--- START ---

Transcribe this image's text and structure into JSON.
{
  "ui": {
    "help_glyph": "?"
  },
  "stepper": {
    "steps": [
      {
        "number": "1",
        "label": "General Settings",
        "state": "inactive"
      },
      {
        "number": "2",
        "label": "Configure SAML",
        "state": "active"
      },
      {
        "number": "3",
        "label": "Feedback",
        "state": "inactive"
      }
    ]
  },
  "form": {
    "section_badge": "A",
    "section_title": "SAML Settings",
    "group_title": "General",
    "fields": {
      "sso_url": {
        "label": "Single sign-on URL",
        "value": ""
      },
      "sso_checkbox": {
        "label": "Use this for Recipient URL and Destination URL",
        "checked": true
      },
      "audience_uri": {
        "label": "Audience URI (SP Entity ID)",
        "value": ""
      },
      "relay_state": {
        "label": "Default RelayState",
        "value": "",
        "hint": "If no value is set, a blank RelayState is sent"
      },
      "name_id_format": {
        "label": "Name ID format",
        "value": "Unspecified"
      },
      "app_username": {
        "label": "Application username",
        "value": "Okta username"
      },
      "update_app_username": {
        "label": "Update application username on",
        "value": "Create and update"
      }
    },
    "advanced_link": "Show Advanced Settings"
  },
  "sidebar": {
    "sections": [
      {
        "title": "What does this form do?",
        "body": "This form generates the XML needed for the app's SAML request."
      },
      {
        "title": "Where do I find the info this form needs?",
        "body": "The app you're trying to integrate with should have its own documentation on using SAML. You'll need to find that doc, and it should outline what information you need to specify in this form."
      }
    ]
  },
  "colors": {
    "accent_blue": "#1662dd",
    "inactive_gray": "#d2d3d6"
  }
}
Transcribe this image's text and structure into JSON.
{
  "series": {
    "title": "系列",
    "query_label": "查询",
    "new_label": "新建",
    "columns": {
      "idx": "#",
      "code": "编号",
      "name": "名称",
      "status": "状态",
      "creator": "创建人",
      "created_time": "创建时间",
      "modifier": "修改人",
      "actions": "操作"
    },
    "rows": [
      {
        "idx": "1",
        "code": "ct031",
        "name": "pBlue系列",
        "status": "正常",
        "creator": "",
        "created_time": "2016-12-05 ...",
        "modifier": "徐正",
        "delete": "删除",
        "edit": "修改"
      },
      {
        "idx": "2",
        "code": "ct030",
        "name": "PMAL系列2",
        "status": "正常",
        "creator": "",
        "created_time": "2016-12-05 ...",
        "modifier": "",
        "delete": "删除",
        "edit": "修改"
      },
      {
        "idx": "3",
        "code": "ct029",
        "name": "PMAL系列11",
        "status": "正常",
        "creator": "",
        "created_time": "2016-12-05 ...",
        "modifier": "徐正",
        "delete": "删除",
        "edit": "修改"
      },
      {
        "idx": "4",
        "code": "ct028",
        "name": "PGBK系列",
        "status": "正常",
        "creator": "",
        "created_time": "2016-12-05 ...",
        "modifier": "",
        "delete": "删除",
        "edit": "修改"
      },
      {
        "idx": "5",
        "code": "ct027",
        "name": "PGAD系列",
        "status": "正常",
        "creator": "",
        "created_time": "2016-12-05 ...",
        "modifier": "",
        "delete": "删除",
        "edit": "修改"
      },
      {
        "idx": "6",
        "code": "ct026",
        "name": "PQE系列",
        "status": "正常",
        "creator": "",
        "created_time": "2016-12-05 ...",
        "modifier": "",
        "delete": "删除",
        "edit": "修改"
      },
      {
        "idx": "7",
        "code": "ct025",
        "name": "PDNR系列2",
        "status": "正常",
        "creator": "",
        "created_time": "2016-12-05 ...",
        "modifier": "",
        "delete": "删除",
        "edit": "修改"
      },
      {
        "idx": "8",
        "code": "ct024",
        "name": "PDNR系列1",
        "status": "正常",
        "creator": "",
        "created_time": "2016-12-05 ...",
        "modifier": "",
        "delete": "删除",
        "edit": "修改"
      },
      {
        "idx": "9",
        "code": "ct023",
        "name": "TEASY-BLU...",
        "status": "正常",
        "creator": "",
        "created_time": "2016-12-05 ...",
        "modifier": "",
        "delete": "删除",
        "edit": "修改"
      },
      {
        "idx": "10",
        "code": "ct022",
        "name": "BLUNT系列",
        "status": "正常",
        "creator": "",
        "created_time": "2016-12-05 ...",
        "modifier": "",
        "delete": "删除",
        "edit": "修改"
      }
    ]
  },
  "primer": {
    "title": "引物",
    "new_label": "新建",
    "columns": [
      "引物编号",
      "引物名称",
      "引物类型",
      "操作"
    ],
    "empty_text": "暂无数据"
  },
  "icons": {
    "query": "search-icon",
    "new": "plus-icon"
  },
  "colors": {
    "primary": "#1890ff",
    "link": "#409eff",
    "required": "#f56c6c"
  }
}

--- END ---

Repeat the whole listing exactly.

Transcribe this image's text and structure into JSON.
{
  "ui": {
    "help_glyph": "?"
  },
  "stepper": {
    "steps": [
      {
        "number": "1",
        "label": "General Settings",
        "state": "inactive"
      },
      {
        "number": "2",
        "label": "Configure SAML",
        "state": "active"
      },
      {
        "number": "3",
        "label": "Feedback",
        "state": "inactive"
      }
    ]
  },
  "form": {
    "section_badge": "A",
    "section_title": "SAML Settings",
    "group_title": "General",
    "fields": {
      "sso_url": {
        "label": "Single sign-on URL",
        "value": ""
      },
      "sso_checkbox": {
        "label": "Use this for Recipient URL and Destination URL",
        "checked": true
      },
      "audience_uri": {
        "label": "Audience URI (SP Entity ID)",
        "value": ""
      },
      "relay_state": {
        "label": "Default RelayState",
        "value": "",
        "hint": "If no value is set, a blank RelayState is sent"
      },
      "name_id_format": {
        "label": "Name ID format",
        "value": "Unspecified"
      },
      "app_username": {
        "label": "Application username",
        "value": "Okta username"
      },
      "update_app_username": {
        "label": "Update application username on",
        "value": "Create and update"
      }
    },
    "advanced_link": "Show Advanced Settings"
  },
  "sidebar": {
    "sections": [
      {
        "title": "What does this form do?",
        "body": "This form generates the XML needed for the app's SAML request."
      },
      {
        "title": "Where do I find the info this form needs?",
        "body": "The app you're trying to integrate with should have its own documentation on using SAML. You'll need to find that doc, and it should outline what information you need to specify in this form."
      }
    ]
  },
  "colors": {
    "accent_blue": "#1662dd",
    "inactive_gray": "#d2d3d6"
  }
}
Transcribe this image's text and structure into JSON.
{
  "series": {
    "title": "系列",
    "query_label": "查询",
    "new_label": "新建",
    "columns": {
      "idx": "#",
      "code": "编号",
      "name": "名称",
      "status": "状态",
      "creator": "创建人",
      "created_time": "创建时间",
      "modifier": "修改人",
      "actions": "操作"
    },
    "rows": [
      {
        "idx": "1",
        "code": "ct031",
        "name": "pBlue系列",
        "status": "正常",
        "creator": "",
        "created_time": "2016-12-05 ...",
        "modifier": "徐正",
        "delete": "删除",
        "edit": "修改"
      },
      {
        "idx": "2",
        "code": "ct030",
        "name": "PMAL系列2",
        "status": "正常",
        "creator": "",
        "created_time": "2016-12-05 ...",
        "modifier": "",
        "delete": "删除",
        "edit": "修改"
      },
      {
        "idx": "3",
        "code": "ct029",
        "name": "PMAL系列11",
        "status": "正常",
        "creator": "",
        "created_time": "2016-12-05 ...",
        "modifier": "徐正",
        "delete": "删除",
        "edit": "修改"
      },
      {
        "idx": "4",
        "code": "ct028",
        "name": "PGBK系列",
        "status": "正常",
        "creator": "",
        "created_time": "2016-12-05 ...",
        "modifier": "",
        "delete": "删除",
        "edit": "修改"
      },
      {
        "idx": "5",
        "code": "ct027",
        "name": "PGAD系列",
        "status": "正常",
        "creator": "",
        "created_time": "2016-12-05 ...",
        "modifier": "",
        "delete": "删除",
        "edit": "修改"
      },
      {
        "idx": "6",
        "code": "ct026",
        "name": "PQE系列",
        "status": "正常",
        "creator": "",
        "created_time": "2016-12-05 ...",
        "modifier": "",
        "delete": "删除",
        "edit": "修改"
      },
      {
        "idx": "7",
        "code": "ct025",
        "name": "PDNR系列2",
        "status": "正常",
        "creator": "",
        "created_time": "2016-12-05 ...",
        "modifier": "",
        "delete": "删除",
        "edit": "修改"
      },
      {
        "idx": "8",
        "code": "ct024",
        "name": "PDNR系列1",
        "status": "正常",
        "creator": "",
        "created_time": "2016-12-05 ...",
        "modifier": "",
        "delete": "删除",
        "edit": "修改"
      },
      {
        "idx": "9",
        "code": "ct023",
        "name": "TEASY-BLU...",
        "status": "正常",
        "creator": "",
        "created_time": "2016-12-05 ...",
        "modifier": "",
        "delete": "删除",
        "edit": "修改"
      },
      {
        "idx": "10",
        "code": "ct022",
        "name": "BLUNT系列",
        "status": "正常",
        "creator": "",
        "created_time": "2016-12-05 ...",
        "modifier": "",
        "delete": "删除",
        "edit": "修改"
      }
    ]
  },
  "primer": {
    "title": "引物",
    "new_label": "新建",
    "columns": [
      "引物编号",
      "引物名称",
      "引物类型",
      "操作"
    ],
    "empty_text": "暂无数据"
  },
  "icons": {
    "query": "search-icon",
    "new": "plus-icon"
  },
  "colors": {
    "primary": "#1890ff",
    "link": "#409eff",
    "required": "#f56c6c"
  }
}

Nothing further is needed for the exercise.